> RAW DATA:
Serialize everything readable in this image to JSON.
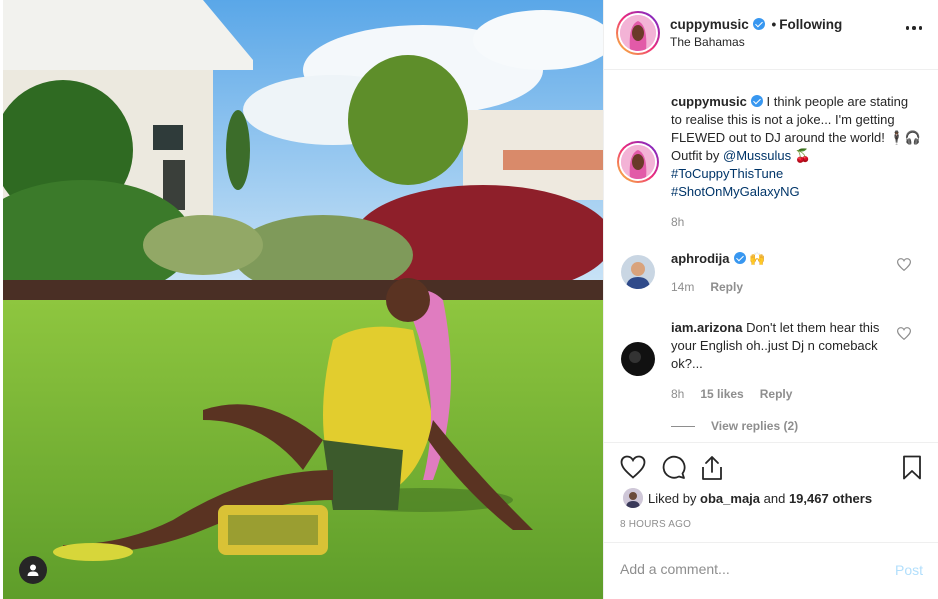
{
  "post": {
    "username": "cuppymusic",
    "follow_status": "Following",
    "separator": "•",
    "location": "The Bahamas"
  },
  "caption": {
    "username": "cuppymusic",
    "text_1": "I think people are stating to realise this is not a joke... I'm getting FLEWED out to DJ around the world! 🕴🏾🎧 Outfit by ",
    "mention": "@Mussulus",
    "text_2": " 🍒",
    "hashtag_1": "#ToCuppyThisTune",
    "hashtag_2": "#ShotOnMyGalaxyNG",
    "time": "8h"
  },
  "comments": [
    {
      "username": "aphrodija",
      "text": "🙌",
      "time": "14m",
      "likes": "",
      "reply_label": "Reply"
    },
    {
      "username": "iam.arizona",
      "text": "Don't let them hear this your English oh..just Dj n comeback ok?...",
      "time": "8h",
      "likes": "15 likes",
      "reply_label": "Reply"
    }
  ],
  "view_replies": "View replies (2)",
  "likes": {
    "prefix": "Liked by ",
    "user": "oba_maja",
    "middle": " and ",
    "count": "19,467 others"
  },
  "time_ago": "8 HOURS AGO",
  "add_comment": {
    "placeholder": "Add a comment...",
    "post_label": "Post"
  },
  "icons": {
    "like": "heart-icon",
    "comment": "comment-icon",
    "share": "share-icon",
    "save": "bookmark-icon",
    "more": "more-options-icon",
    "user_tag": "user-tag-icon"
  },
  "colors": {
    "verified": "#3897f0",
    "link": "#003569",
    "post_disabled": "#b2dffc",
    "muted": "#8e8e8e"
  }
}
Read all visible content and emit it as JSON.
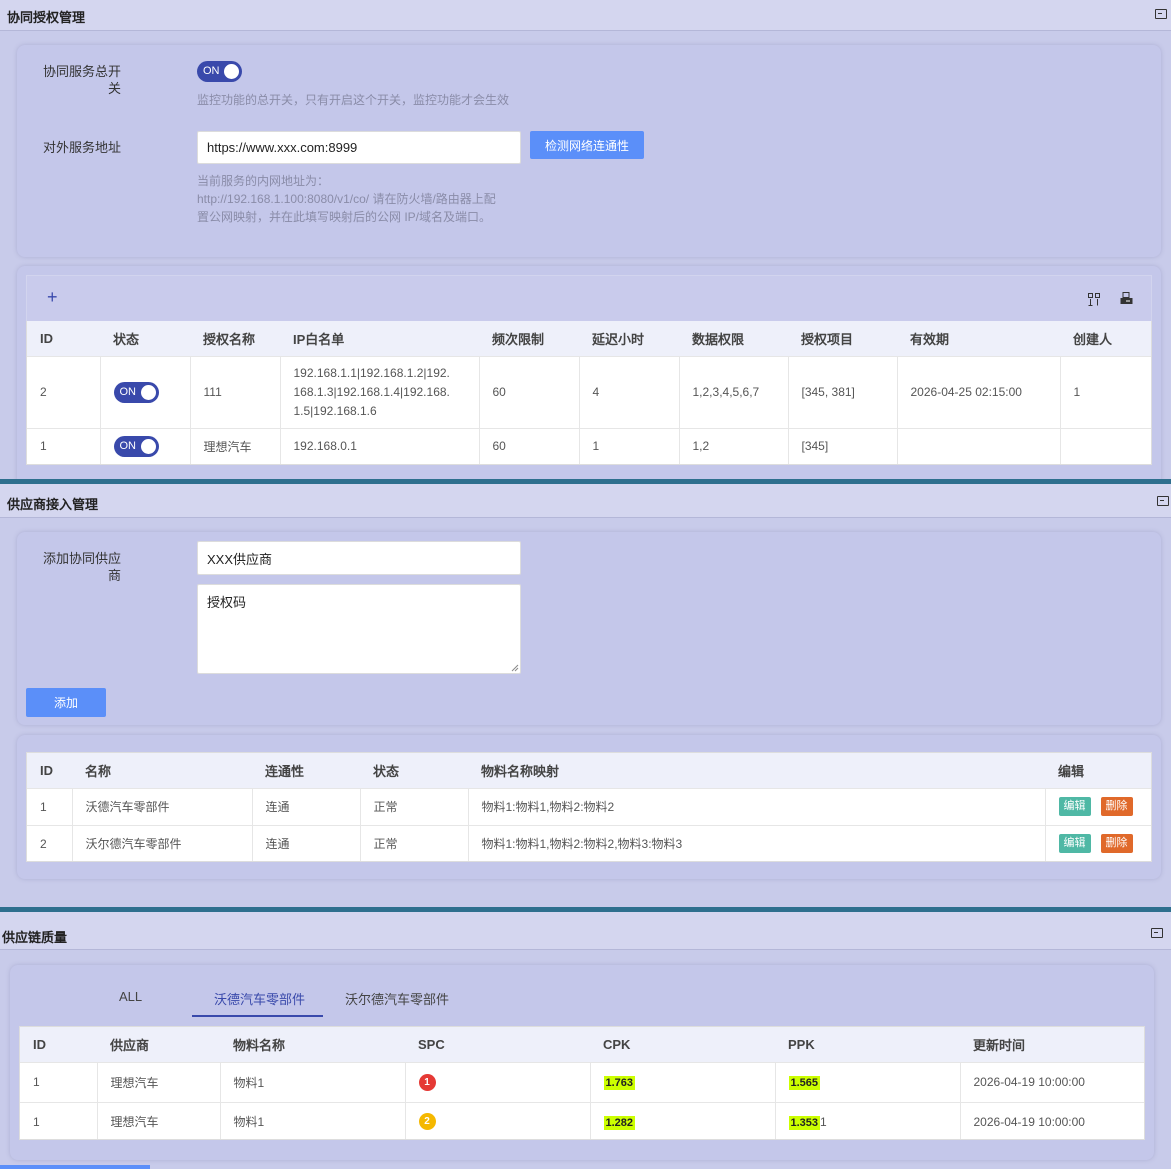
{
  "section1": {
    "title": "协同授权管理",
    "master_switch_label_1": "协同服务总开",
    "master_switch_label_2": "关",
    "master_switch_state": "ON",
    "master_switch_hint": "监控功能的总开关，只有开启这个开关，监控功能才会生效",
    "address_label": "对外服务地址",
    "address_value": "https://www.xxx.com:8999",
    "check_button": "检测网络连通性",
    "address_hint_1": "当前服务的内网地址为：",
    "address_hint_2": "http://192.168.1.100:8080/v1/co/ 请在防火墙/路由器上配",
    "address_hint_3": "置公网映射，并在此填写映射后的公网 IP/域名及端口。",
    "add_icon": "+",
    "columns": [
      "ID",
      "状态",
      "授权名称",
      "IP白名单",
      "频次限制",
      "延迟小时",
      "数据权限",
      "授权项目",
      "有效期",
      "创建人"
    ],
    "rows": [
      {
        "id": "2",
        "status": "ON",
        "name": "111",
        "ip_1": "192.168.1.1|192.168.1.2|192.",
        "ip_2": "168.1.3|192.168.1.4|192.168.",
        "ip_3": "1.5|192.168.1.6",
        "freq": "60",
        "delay": "4",
        "data_perm": "1,2,3,4,5,6,7",
        "project": "[345, 381]",
        "expiry": "2026-04-25 02:15:00",
        "creator": "1"
      },
      {
        "id": "1",
        "status": "ON",
        "name": "理想汽车",
        "ip_1": "192.168.0.1",
        "ip_2": "",
        "ip_3": "",
        "freq": "60",
        "delay": "1",
        "data_perm": "1,2",
        "project": "[345]",
        "expiry": "",
        "creator": ""
      }
    ]
  },
  "section2": {
    "title": "供应商接入管理",
    "add_label_1": "添加协同供应",
    "add_label_2": "商",
    "supplier_value": "XXX供应商",
    "auth_code_value": "授权码",
    "add_button": "添加",
    "columns": [
      "ID",
      "名称",
      "连通性",
      "状态",
      "物料名称映射",
      "编辑"
    ],
    "rows": [
      {
        "id": "1",
        "name": "沃德汽车零部件",
        "conn": "连通",
        "status": "正常",
        "mapping": "物料1:物料1,物料2:物料2",
        "edit": "编辑",
        "delete": "删除"
      },
      {
        "id": "2",
        "name": "沃尔德汽车零部件",
        "conn": "连通",
        "status": "正常",
        "mapping": "物料1:物料1,物料2:物料2,物料3:物料3",
        "edit": "编辑",
        "delete": "删除"
      }
    ]
  },
  "section3": {
    "title": "供应链质量",
    "tabs": [
      "ALL",
      "沃德汽车零部件",
      "沃尔德汽车零部件"
    ],
    "active_tab": 1,
    "columns": [
      "ID",
      "供应商",
      "物料名称",
      "SPC",
      "CPK",
      "PPK",
      "更新时间"
    ],
    "rows": [
      {
        "id": "1",
        "supplier": "理想汽车",
        "material": "物料1",
        "spc": "1",
        "spc_color": "#e53935",
        "cpk": "1.763",
        "ppk": "1.565",
        "ppk_suffix": "",
        "updated": "2026-04-19 10:00:00"
      },
      {
        "id": "1",
        "supplier": "理想汽车",
        "material": "物料1",
        "spc": "2",
        "spc_color": "#f5b800",
        "cpk": "1.282",
        "ppk": "1.353",
        "ppk_suffix": "1",
        "updated": "2026-04-19 10:00:00"
      }
    ]
  },
  "colors": {
    "accent": "#3949ab",
    "button": "#5b8ff9",
    "divider": "#2e6f8e",
    "highlight": "#ccff00"
  }
}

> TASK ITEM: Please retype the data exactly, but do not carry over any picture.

> OUTPUT OF THE TASK:
Serialize everything readable in this image to JSON.
{
  "post": {
    "username": "cuppymusic",
    "follow_status": "Following",
    "separator": "•",
    "location": "The Bahamas"
  },
  "caption": {
    "username": "cuppymusic",
    "text_1": "I think people are stating to realise this is not a joke... I'm getting FLEWED out to DJ around the world! 🕴🏾🎧 Outfit by ",
    "mention": "@Mussulus",
    "text_2": " 🍒",
    "hashtag_1": "#ToCuppyThisTune",
    "hashtag_2": "#ShotOnMyGalaxyNG",
    "time": "8h"
  },
  "comments": [
    {
      "username": "aphrodija",
      "text": "🙌",
      "time": "14m",
      "likes": "",
      "reply_label": "Reply"
    },
    {
      "username": "iam.arizona",
      "text": "Don't let them hear this your English oh..just Dj n comeback ok?...",
      "time": "8h",
      "likes": "15 likes",
      "reply_label": "Reply"
    }
  ],
  "view_replies": "View replies (2)",
  "likes": {
    "prefix": "Liked by ",
    "user": "oba_maja",
    "middle": " and ",
    "count": "19,467 others"
  },
  "time_ago": "8 HOURS AGO",
  "add_comment": {
    "placeholder": "Add a comment...",
    "post_label": "Post"
  },
  "icons": {
    "like": "heart-icon",
    "comment": "comment-icon",
    "share": "share-icon",
    "save": "bookmark-icon",
    "more": "more-options-icon",
    "user_tag": "user-tag-icon"
  },
  "colors": {
    "verified": "#3897f0",
    "link": "#003569",
    "post_disabled": "#b2dffc",
    "muted": "#8e8e8e"
  }
}
Read all visible content and emit it as JSON.
{
  "section1": {
    "title": "协同授权管理",
    "master_switch_label_1": "协同服务总开",
    "master_switch_label_2": "关",
    "master_switch_state": "ON",
    "master_switch_hint": "监控功能的总开关，只有开启这个开关，监控功能才会生效",
    "address_label": "对外服务地址",
    "address_value": "https://www.xxx.com:8999",
    "check_button": "检测网络连通性",
    "address_hint_1": "当前服务的内网地址为：",
    "address_hint_2": "http://192.168.1.100:8080/v1/co/ 请在防火墙/路由器上配",
    "address_hint_3": "置公网映射，并在此填写映射后的公网 IP/域名及端口。",
    "add_icon": "+",
    "columns": [
      "ID",
      "状态",
      "授权名称",
      "IP白名单",
      "频次限制",
      "延迟小时",
      "数据权限",
      "授权项目",
      "有效期",
      "创建人"
    ],
    "rows": [
      {
        "id": "2",
        "status": "ON",
        "name": "111",
        "ip_1": "192.168.1.1|192.168.1.2|192.",
        "ip_2": "168.1.3|192.168.1.4|192.168.",
        "ip_3": "1.5|192.168.1.6",
        "freq": "60",
        "delay": "4",
        "data_perm": "1,2,3,4,5,6,7",
        "project": "[345, 381]",
        "expiry": "2026-04-25 02:15:00",
        "creator": "1"
      },
      {
        "id": "1",
        "status": "ON",
        "name": "理想汽车",
        "ip_1": "192.168.0.1",
        "ip_2": "",
        "ip_3": "",
        "freq": "60",
        "delay": "1",
        "data_perm": "1,2",
        "project": "[345]",
        "expiry": "",
        "creator": ""
      }
    ]
  },
  "section2": {
    "title": "供应商接入管理",
    "add_label_1": "添加协同供应",
    "add_label_2": "商",
    "supplier_value": "XXX供应商",
    "auth_code_value": "授权码",
    "add_button": "添加",
    "columns": [
      "ID",
      "名称",
      "连通性",
      "状态",
      "物料名称映射",
      "编辑"
    ],
    "rows": [
      {
        "id": "1",
        "name": "沃德汽车零部件",
        "conn": "连通",
        "status": "正常",
        "mapping": "物料1:物料1,物料2:物料2",
        "edit": "编辑",
        "delete": "删除"
      },
      {
        "id": "2",
        "name": "沃尔德汽车零部件",
        "conn": "连通",
        "status": "正常",
        "mapping": "物料1:物料1,物料2:物料2,物料3:物料3",
        "edit": "编辑",
        "delete": "删除"
      }
    ]
  },
  "section3": {
    "title": "供应链质量",
    "tabs": [
      "ALL",
      "沃德汽车零部件",
      "沃尔德汽车零部件"
    ],
    "active_tab": 1,
    "columns": [
      "ID",
      "供应商",
      "物料名称",
      "SPC",
      "CPK",
      "PPK",
      "更新时间"
    ],
    "rows": [
      {
        "id": "1",
        "supplier": "理想汽车",
        "material": "物料1",
        "spc": "1",
        "spc_color": "#e53935",
        "cpk": "1.763",
        "ppk": "1.565",
        "ppk_suffix": "",
        "updated": "2026-04-19 10:00:00"
      },
      {
        "id": "1",
        "supplier": "理想汽车",
        "material": "物料1",
        "spc": "2",
        "spc_color": "#f5b800",
        "cpk": "1.282",
        "ppk": "1.353",
        "ppk_suffix": "1",
        "updated": "2026-04-19 10:00:00"
      }
    ]
  },
  "colors": {
    "accent": "#3949ab",
    "button": "#5b8ff9",
    "divider": "#2e6f8e",
    "highlight": "#ccff00"
  }
}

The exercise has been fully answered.